Interim Ark. U.S. Attorney Won't Seek Job
Saturday, February 17, 2007
Tim Griffin, the former White House aide who has been at the center of a political storm over U.S. attorneys' firings, said yesterday that he will not seek the nomination to be chief federal prosecutor in Little Rock.
Griffin, 38, a military lawyer who previously worked for presidential adviser Karl Rove and for the Republican National Committee, was appointed interim U.S. attorney in Little Rock in December on the White House's recommendation. The Justice Department said it intended to nominate Griffin for the job permanently.
But Griffin said yesterday that he would be unlikely to be confirmed for the job because of opposition from key Democratic senators, including Mark Pryor (Ark.) and Judiciary Committee Chairman Patrick J. Leahy (Vt.).
"I'm not going to get fair consideration from Senator Pryor, my home-state senator, or the Judiciary Committee, particularly under Leahy," Griffin said in an interview. "I decided that there was nothing to gain by submitting myself to that circus."
Griffin's decision, which was reported by the Arkansas Democrat-Gazette, is the latest development in the controversy over the abrupt firings of seven U.S. attorneys. The dismissals angered lawmakers of both parties and have prompted a battle over the attorney general's power to name replacements.
Under a little-noticed provision of the USA Patriot Act reauthorization law approved last year, Attorney General Alberto R. Gonzales may appoint interim prosecutors indefinitely.
Senate Republicans on Thursday blocked a bill approved by the Senate Judiciary Committee to return to the previous system, which allows district courts to name an interim prosecutor if a permanent U.S. attorney is not chosen within 120 days of a vacancy.
Griffin said he will remain in the job for "as long as they need me."
Justice spokeswoman Gina Talamona said in a statement that "the attorney general is disappointed that Senator Pryor would not support Tim's confirmation. We are pleased that he is willing to serve as interim United States Attorney until a candidate is nominated and confirmed."
The Little Rock job has been a focus of the debate over the fired prosecutors because Griffin's predecessor, Bud Cummins, was specifically asked to resign to make way for Griffin.
Congressional aides who were briefed on the issue this week said that Griffin was recommended for the job by Harriet E. Miers, the former White House counsel, who called a Gonzales aide to push for his appointment. Miers told Pryor in December that Griffin was "our person" for the Little Rock job, said Michael Teague, a Pryor spokesman.

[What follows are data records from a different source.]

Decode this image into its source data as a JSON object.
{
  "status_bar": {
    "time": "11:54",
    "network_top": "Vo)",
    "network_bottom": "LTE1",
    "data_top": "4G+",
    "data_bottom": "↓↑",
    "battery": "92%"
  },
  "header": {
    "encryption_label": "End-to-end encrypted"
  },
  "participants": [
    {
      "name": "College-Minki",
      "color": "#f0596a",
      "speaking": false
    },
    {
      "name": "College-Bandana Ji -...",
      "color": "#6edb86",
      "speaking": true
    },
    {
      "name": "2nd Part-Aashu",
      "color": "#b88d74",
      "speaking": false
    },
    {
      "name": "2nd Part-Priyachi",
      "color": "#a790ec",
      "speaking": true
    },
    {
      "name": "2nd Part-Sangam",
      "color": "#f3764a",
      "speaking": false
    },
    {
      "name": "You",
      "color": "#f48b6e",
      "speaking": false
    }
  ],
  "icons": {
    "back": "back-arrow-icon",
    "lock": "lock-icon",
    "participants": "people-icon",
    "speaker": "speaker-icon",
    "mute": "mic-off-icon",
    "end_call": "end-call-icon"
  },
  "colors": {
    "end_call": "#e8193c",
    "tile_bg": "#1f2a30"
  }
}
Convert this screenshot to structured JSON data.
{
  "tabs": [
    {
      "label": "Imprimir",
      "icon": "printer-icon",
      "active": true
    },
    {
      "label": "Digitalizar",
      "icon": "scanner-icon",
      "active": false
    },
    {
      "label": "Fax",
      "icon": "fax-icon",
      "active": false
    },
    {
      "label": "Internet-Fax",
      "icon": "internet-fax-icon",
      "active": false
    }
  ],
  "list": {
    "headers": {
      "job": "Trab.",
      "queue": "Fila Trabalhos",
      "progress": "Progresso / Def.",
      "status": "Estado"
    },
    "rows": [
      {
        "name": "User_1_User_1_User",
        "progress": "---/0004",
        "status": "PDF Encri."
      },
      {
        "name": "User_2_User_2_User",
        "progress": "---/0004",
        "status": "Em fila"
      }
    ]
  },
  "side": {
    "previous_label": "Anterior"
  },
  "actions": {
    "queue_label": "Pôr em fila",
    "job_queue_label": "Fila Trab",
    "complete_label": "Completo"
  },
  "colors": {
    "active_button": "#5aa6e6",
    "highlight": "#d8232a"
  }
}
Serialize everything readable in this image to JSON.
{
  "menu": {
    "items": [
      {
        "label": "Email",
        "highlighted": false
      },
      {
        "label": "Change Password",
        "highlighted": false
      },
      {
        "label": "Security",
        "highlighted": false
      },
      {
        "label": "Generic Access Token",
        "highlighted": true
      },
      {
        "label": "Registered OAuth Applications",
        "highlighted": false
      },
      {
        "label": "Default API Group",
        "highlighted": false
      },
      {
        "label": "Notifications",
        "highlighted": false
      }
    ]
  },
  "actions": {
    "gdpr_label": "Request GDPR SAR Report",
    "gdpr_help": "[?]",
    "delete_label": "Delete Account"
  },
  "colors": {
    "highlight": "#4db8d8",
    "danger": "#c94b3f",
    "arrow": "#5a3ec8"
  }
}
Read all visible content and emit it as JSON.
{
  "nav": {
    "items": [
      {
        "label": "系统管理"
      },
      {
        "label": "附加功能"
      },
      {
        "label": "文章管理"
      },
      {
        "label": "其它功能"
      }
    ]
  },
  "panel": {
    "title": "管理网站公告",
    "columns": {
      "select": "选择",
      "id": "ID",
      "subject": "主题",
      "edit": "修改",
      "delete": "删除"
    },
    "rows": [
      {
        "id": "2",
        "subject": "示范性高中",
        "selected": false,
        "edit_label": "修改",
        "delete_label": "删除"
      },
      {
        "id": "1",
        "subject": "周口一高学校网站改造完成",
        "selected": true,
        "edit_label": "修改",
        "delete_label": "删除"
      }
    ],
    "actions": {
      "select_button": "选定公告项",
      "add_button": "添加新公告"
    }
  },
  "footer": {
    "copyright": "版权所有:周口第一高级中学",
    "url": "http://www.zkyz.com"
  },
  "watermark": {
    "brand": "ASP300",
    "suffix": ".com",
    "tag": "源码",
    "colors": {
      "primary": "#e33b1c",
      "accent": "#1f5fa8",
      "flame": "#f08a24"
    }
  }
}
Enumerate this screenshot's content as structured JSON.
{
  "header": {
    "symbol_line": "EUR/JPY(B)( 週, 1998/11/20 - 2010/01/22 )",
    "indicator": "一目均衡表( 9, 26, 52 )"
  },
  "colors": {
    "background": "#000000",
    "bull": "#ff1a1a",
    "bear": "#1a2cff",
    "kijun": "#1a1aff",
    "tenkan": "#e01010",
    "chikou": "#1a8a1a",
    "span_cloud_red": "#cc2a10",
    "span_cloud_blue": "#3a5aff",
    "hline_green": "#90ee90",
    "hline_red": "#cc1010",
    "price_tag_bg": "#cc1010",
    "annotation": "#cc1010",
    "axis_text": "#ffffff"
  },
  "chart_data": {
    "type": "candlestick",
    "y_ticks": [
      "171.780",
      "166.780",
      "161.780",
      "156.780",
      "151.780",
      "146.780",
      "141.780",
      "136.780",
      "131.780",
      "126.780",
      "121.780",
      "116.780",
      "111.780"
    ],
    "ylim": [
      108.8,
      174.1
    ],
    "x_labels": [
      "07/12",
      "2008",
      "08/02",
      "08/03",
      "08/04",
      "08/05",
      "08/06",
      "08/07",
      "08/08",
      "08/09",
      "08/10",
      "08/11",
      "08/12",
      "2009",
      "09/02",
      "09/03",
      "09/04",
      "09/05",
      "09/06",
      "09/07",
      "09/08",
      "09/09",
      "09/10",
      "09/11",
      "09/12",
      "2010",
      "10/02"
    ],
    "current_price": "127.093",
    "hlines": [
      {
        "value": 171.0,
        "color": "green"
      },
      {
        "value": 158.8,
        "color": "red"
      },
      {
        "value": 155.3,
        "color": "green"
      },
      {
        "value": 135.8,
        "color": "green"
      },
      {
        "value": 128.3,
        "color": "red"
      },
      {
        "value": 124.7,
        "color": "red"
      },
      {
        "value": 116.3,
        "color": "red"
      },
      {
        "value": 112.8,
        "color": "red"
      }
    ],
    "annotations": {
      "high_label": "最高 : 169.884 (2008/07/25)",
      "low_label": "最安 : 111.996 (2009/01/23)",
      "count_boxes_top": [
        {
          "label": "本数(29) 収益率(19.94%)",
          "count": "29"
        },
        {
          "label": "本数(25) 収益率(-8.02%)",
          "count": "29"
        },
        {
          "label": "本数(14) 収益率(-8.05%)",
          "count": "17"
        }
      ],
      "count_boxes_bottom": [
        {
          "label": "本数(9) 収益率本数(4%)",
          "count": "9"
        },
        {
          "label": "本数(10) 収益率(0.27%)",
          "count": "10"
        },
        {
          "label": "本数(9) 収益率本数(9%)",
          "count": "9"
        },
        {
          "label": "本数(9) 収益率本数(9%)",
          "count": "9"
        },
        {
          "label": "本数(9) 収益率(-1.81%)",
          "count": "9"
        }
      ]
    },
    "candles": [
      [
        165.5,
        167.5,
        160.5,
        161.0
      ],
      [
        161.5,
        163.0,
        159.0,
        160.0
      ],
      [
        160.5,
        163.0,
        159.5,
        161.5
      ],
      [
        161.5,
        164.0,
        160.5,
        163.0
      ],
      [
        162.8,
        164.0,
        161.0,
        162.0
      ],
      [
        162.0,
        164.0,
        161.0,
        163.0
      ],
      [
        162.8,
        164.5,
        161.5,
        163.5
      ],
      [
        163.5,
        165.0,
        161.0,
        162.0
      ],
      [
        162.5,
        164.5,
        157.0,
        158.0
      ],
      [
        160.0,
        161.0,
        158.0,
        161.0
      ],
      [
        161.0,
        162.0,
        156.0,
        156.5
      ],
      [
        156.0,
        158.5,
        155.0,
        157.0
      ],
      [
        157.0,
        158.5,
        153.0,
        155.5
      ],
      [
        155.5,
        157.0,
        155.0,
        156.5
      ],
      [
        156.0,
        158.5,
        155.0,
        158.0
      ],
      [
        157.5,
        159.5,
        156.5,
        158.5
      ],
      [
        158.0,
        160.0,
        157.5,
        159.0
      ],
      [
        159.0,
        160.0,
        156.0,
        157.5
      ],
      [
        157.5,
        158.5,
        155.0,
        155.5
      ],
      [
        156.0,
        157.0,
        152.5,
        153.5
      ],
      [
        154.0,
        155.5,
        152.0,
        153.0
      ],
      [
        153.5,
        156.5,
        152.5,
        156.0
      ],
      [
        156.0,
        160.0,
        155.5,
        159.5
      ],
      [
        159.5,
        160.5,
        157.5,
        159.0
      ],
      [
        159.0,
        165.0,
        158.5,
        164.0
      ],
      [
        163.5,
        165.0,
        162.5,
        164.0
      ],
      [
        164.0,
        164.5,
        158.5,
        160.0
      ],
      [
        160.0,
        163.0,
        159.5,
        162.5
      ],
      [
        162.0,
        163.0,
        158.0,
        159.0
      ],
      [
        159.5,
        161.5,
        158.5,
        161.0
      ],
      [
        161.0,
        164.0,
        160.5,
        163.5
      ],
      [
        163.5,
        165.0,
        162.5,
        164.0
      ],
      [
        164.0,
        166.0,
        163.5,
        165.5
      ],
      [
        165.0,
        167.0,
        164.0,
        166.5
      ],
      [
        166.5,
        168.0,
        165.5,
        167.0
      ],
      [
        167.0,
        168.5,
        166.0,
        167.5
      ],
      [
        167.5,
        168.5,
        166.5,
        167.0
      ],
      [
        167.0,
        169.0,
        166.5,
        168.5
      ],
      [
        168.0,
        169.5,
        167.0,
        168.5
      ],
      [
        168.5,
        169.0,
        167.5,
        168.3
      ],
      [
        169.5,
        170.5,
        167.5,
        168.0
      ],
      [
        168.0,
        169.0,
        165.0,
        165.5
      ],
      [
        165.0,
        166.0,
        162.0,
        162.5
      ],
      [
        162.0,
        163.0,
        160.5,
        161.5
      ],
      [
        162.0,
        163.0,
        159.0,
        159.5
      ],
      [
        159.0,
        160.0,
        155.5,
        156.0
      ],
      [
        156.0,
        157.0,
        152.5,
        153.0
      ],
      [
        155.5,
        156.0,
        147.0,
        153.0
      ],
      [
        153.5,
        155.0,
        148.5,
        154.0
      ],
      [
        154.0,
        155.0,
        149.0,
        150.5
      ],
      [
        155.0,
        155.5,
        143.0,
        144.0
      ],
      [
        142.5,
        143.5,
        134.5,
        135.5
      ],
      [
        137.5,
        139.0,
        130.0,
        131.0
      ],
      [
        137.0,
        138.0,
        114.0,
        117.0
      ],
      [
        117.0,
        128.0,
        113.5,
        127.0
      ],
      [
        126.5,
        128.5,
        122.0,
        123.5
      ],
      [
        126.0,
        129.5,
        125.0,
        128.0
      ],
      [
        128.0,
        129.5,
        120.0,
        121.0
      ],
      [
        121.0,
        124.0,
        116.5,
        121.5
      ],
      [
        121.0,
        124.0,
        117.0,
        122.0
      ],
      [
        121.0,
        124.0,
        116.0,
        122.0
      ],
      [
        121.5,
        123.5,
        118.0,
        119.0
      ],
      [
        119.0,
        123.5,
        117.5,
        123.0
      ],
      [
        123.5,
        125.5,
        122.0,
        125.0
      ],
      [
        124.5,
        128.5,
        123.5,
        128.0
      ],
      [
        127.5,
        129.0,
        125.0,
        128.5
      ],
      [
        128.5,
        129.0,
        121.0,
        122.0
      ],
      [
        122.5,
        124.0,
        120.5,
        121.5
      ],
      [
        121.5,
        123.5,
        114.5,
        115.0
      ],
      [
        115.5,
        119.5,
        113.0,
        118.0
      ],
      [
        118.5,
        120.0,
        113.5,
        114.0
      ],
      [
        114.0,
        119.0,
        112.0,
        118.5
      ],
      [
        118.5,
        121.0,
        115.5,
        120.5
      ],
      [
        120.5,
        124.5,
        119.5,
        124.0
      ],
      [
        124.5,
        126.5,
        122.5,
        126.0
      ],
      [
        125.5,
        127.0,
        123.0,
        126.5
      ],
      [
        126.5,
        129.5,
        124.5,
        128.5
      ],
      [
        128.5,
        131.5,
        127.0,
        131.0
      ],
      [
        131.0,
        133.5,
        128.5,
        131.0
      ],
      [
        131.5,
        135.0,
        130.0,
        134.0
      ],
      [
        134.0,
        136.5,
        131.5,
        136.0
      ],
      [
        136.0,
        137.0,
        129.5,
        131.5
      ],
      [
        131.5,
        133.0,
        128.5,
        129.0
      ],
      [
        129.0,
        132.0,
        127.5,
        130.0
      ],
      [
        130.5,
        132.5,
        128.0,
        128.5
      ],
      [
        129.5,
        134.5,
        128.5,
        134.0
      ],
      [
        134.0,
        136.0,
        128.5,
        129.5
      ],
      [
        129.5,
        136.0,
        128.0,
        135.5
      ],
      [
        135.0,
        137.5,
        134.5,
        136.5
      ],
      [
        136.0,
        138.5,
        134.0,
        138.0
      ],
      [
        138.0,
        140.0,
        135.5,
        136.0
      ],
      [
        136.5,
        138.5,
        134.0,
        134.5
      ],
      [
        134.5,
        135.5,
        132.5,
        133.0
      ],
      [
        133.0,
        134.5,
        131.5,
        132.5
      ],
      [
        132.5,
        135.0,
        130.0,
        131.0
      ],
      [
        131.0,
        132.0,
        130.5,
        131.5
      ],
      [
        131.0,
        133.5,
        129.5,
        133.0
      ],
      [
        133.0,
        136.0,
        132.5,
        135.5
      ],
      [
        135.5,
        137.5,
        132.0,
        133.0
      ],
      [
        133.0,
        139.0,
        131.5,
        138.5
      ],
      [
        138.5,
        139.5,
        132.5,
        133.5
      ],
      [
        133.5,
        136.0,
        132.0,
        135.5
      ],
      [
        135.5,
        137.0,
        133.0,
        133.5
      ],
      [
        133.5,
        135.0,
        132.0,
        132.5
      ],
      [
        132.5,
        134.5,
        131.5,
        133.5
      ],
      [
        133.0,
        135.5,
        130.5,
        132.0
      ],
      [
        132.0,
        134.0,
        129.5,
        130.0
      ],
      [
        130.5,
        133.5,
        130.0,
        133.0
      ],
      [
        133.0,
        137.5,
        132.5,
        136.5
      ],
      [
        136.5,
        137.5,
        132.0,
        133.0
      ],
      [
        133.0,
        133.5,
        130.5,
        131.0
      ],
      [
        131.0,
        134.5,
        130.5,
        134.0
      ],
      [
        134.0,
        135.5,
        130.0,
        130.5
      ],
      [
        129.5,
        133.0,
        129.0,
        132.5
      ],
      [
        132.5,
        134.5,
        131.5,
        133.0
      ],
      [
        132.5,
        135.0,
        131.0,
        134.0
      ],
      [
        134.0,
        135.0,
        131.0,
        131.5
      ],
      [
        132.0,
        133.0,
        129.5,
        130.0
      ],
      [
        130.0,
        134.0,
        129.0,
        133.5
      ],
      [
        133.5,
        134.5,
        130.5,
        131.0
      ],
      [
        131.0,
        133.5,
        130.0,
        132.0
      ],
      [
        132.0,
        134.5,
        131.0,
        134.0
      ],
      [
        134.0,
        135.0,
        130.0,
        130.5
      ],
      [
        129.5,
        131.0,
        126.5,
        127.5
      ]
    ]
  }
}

Teague said Griffin's sharp comments about Pryor and other Democrats underscore the need for a confirmation process to ensure U.S. attorneys are not overly partisan.
Sen. Charles E. Schumer (D-N.Y.), a Judiciary Committee member, said in an interview that "Mr. Griffin is proving to be the partisan he always seemed to be."
Griffin said it is "ridiculous" for senators to complain about White House involvement in his hiring and that complaints about his experience are unfair, after 10 years in the U.S. Army Reserve Judge Advocate General Corps and a short stint at the Justice Department.
Deputy Attorney General Paul J. McNulty and other Justice officials have sought to distance the Arkansas dismissal from the other prosecutors' firings, which they have said were prompted by "performance-related" problems. Those six were all asked to resign in telephone calls Dec. 7.
Gonzales told senators in January that he "would never, ever make a change in a United States attorney for political reasons."